(Exercise) What is needed is a word-for-word restatement of all the entries.

[Excerpts from an interface dataset]
*** Begin section ***
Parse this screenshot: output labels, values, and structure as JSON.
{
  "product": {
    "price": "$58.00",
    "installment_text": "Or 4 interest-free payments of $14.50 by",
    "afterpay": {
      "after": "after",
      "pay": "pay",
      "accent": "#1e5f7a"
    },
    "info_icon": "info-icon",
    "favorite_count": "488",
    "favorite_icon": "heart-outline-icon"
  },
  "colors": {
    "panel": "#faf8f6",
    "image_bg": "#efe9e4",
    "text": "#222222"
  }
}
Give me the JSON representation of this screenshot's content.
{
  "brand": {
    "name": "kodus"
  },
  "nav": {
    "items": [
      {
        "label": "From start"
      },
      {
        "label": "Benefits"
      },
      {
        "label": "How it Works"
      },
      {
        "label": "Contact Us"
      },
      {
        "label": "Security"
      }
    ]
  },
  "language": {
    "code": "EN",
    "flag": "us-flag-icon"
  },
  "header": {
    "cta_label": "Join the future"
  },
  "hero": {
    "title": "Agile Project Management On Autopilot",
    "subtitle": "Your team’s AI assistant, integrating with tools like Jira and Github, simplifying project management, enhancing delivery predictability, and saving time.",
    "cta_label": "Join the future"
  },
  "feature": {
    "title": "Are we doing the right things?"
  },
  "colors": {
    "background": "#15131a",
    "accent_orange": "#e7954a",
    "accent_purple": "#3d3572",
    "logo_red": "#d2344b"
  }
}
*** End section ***
(Response to this task)
Parse this screenshot: output labels, values, and structure as JSON.
{
  "product": {
    "price": "$58.00",
    "installment_text": "Or 4 interest-free payments of $14.50 by",
    "afterpay": {
      "after": "after",
      "pay": "pay",
      "accent": "#1e5f7a"
    },
    "info_icon": "info-icon",
    "favorite_count": "488",
    "favorite_icon": "heart-outline-icon"
  },
  "colors": {
    "panel": "#faf8f6",
    "image_bg": "#efe9e4",
    "text": "#222222"
  }
}
Give me the JSON representation of this screenshot's content.
{
  "brand": {
    "name": "kodus"
  },
  "nav": {
    "items": [
      {
        "label": "From start"
      },
      {
        "label": "Benefits"
      },
      {
        "label": "How it Works"
      },
      {
        "label": "Contact Us"
      },
      {
        "label": "Security"
      }
    ]
  },
  "language": {
    "code": "EN",
    "flag": "us-flag-icon"
  },
  "header": {
    "cta_label": "Join the future"
  },
  "hero": {
    "title": "Agile Project Management On Autopilot",
    "subtitle": "Your team’s AI assistant, integrating with tools like Jira and Github, simplifying project management, enhancing delivery predictability, and saving time.",
    "cta_label": "Join the future"
  },
  "feature": {
    "title": "Are we doing the right things?"
  },
  "colors": {
    "background": "#15131a",
    "accent_orange": "#e7954a",
    "accent_purple": "#3d3572",
    "logo_red": "#d2344b"
  }
}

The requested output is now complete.